  4. What you said about Sarah Waters was exactly my experience, except that The Little Stranger was the first book of hers that I read. And I know where my misconception came from. I heard a radio show all about the BBC production of either Tipping the Velvet or Fingersmith, and the commentators were all over themselves with glee about all the sexual content, leaving me with the impression that that was all her books were about. I'm glad I learned there was more to them.

  5. Re Narnia: It might be too late for the books but do you think you might like the films or the very old TV series? I remember that Perry Moore (the author of Hero) was involved with the new set of films until his death and I know Renay was very impressed with his way of talking through critique... It's hard for me to know how you'd fare having come up with the series and the TV program.


    I feel the same way about certain teen things the way you feel about Narnia. I, an eighties freak, loathe The Breakfast Club, because I saw it in my twenties. It's one of those movies you have to watch at the right age.

    And Click is totally going on my reading list.

  7. aw I love that I could sort of guess so many of your answers to this!

    And YES to The Ask and the Answer. Such a fab sequel.

  8. Loved your post, Ana! What a great idea for a Sunday post! I loved what you said about Sarah Waters. And I want to read Virginia Woolf's 'A Room of One's Own' - I can't believe that I haven't read it yet. I think 'Jonathan Strange and Mr.Norrell' is thicker than 'Middlemarch' :) So impressed that you have read 'Jonathan Strange...'! It is still there on my bookshelf waiting to be read. I loved that Carol Tavris quote. I loved your description of your worst bookish habit - “accumulating books and not reading them”. I don't know whether you know - there is a Japanese word for that, Tsundoku. You live the Tsundoku life :)

    Thanks for this beautiful post.

  9. I've read quite a few versions of this meme around the blogosphere recently. Well done Ana not sure I'd get through so many questions!
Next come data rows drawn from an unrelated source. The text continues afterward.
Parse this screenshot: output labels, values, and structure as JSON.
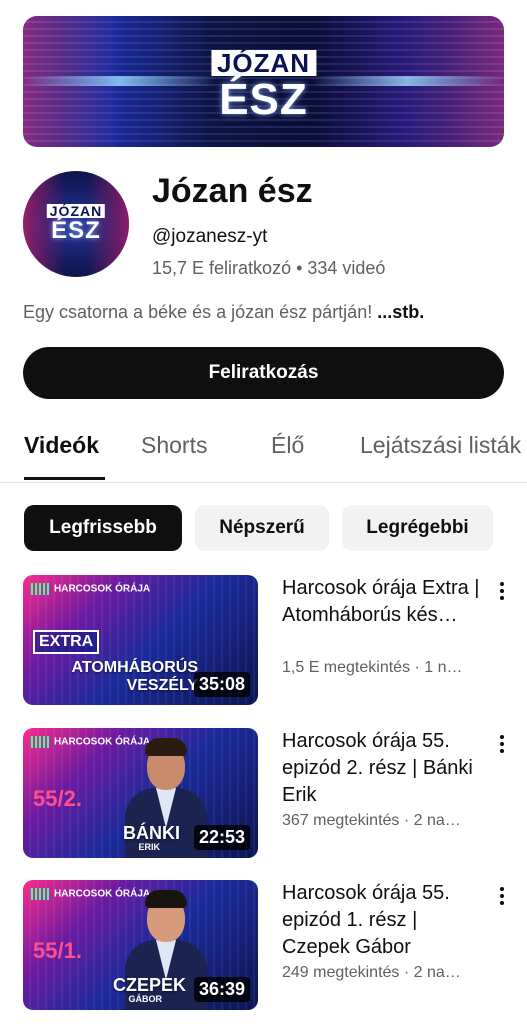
{
  "banner": {
    "logo_top": "JÓZAN",
    "logo_bottom": "ÉSZ"
  },
  "avatar": {
    "logo_top": "JÓZAN",
    "logo_bottom": "ÉSZ"
  },
  "channel": {
    "name": "Józan ész",
    "handle": "@jozanesz-yt",
    "stats": "15,7 E feliratkozó • 334 videó",
    "description": "Egy csatorna a béke és a józan ész pártján! ",
    "description_more": "...stb."
  },
  "subscribe_label": "Feliratkozás",
  "tabs": [
    {
      "label": "Videók"
    },
    {
      "label": "Shorts"
    },
    {
      "label": "Élő"
    },
    {
      "label": "Lejátszási listák"
    }
  ],
  "chips": [
    {
      "label": "Legfrissebb"
    },
    {
      "label": "Népszerű"
    },
    {
      "label": "Legrégebbi"
    }
  ],
  "videos": [
    {
      "title": "Harcosok órája Extra | Atomháborús kés…",
      "meta": "1,5 E megtekintés · 1 n…",
      "duration": "35:08",
      "brand": "HARCOSOK ÓRÁJA",
      "tag": "EXTRA",
      "thumb_line1": "ATOMHÁBORÚS",
      "thumb_line2": "VESZÉLY"
    },
    {
      "title": "Harcosok órája 55. epizód 2. rész | Bánki Erik",
      "meta": "367 megtekintés · 2 na…",
      "duration": "22:53",
      "brand": "HARCOSOK ÓRÁJA",
      "episode": "55/2.",
      "thumb_line1": "BÁNKI",
      "thumb_line2": "ERIK"
    },
    {
      "title": "Harcosok órája 55. epizód 1. rész | Czepek Gábor",
      "meta": "249 megtekintés · 2 na…",
      "duration": "36:39",
      "brand": "HARCOSOK ÓRÁJA",
      "episode": "55/1.",
      "thumb_line1": "CZEPEK",
      "thumb_line2": "GÁBOR"
    }
  ],
  "colors": {
    "accent": "#0f0f0f",
    "secondary_text": "#606060",
    "chip_bg": "#f2f2f2"
  },
  "icons": {
    "kebab": "more-vert-icon"
  }
}
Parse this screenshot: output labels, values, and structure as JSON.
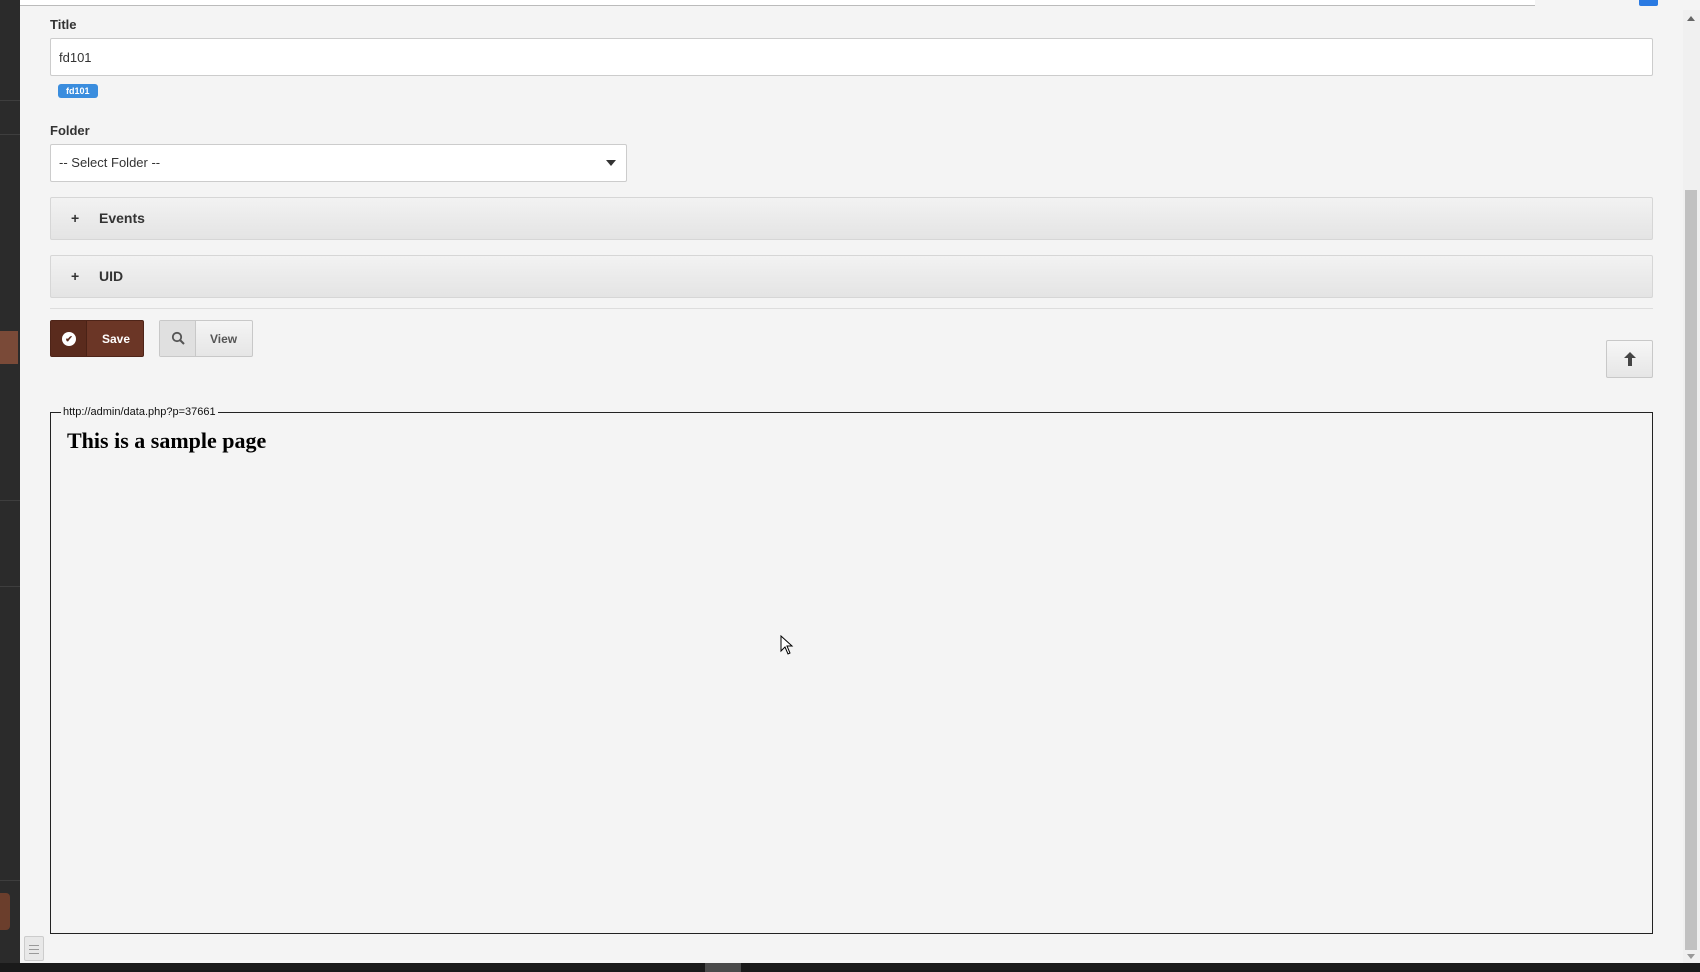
{
  "form": {
    "title_label": "Title",
    "title_value": "fd101",
    "title_tag": "fd101",
    "folder_label": "Folder",
    "folder_selected": "-- Select Folder --",
    "panels": [
      {
        "label": "Events",
        "expander": "+"
      },
      {
        "label": "UID",
        "expander": "+"
      }
    ]
  },
  "actions": {
    "save_label": "Save",
    "view_label": "View"
  },
  "preview": {
    "url": "http://admin/data.php?p=37661",
    "heading": "This is a sample page"
  },
  "icons": {
    "save": "check-circle-icon",
    "view": "search-icon",
    "scroll_top": "arrow-up-icon",
    "folder_caret": "caret-down-icon"
  },
  "colors": {
    "save_button": "#6b3626",
    "tag": "#3a8dde",
    "background": "#f4f4f4"
  }
}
  10. Fire and Hemlock and Gaudy Night are two of my very favorites, too. And I sort of feel the same way about the Narnia books. I mean, I read them as a kid, but I've never even wanted to reread them as an adult. I felt like that narrator was talking to everyone but me, like I was some kind of imposter for reading those books set in this world where I didn't really belong.

  11. I just love this post to death. Every little word of it. I want to hug it, I love it so much.

    YAY new Sarah Waters!!! I'm so excited!!

  12. Totally identify with staying up way too late to finish His Dark Materials. This was years ago, but I stayed up until dawn to finish that last book. I was working a summer retail job at the time and somehow made it through that workday with little sleep.

  13. Hahahahaha, oh man, I cannot imagine going into Fingersmith expecting something like Philippa Gregory.

    I am sad too that you didn't read the Chronicles of Narnia in time to love them, just because I would have loved so much to read whatever posts you would have written about them if you'd always loved them. (Not to say that I didn't enjoy the post you DID write, because I really did. I thought you said it all perfectly.) One of these days I will have to try and write a proper post about my feelings for CS Lewis.

  14. What a fun post :D I'm bookmarking this to possibly steal it one day ;) And omg new Sarah Waters!!! Thank you for sharing that with us!!!! Also, I owe you an email and MP3s and I haven't forgotten!! Hopefully I have a nice relaxing weekend coming up....*crosses fingers*

  15. What a fun meme. And thanks for sharing such a candid look at your reading life!

  16. I'm just about to do this meme, tonight. I loved your answers, Ana, especially about how Virginia Woolf was your 'click' moment, and how you missed reading Narnia growing up, and so you missed being able to get into the books somehow. This is such a fun meme, isn't it?

    And I was just saying to my daughter as I tucked her into bed, that in an ideal world if I could have anything I wanted, I would have all the books in the world in my library, and drink hot chocolate at night while I read. :-)


Thank you so much for taking the time to comment - interaction is one of my favourite things about blogging and a huge part of what keeps me going.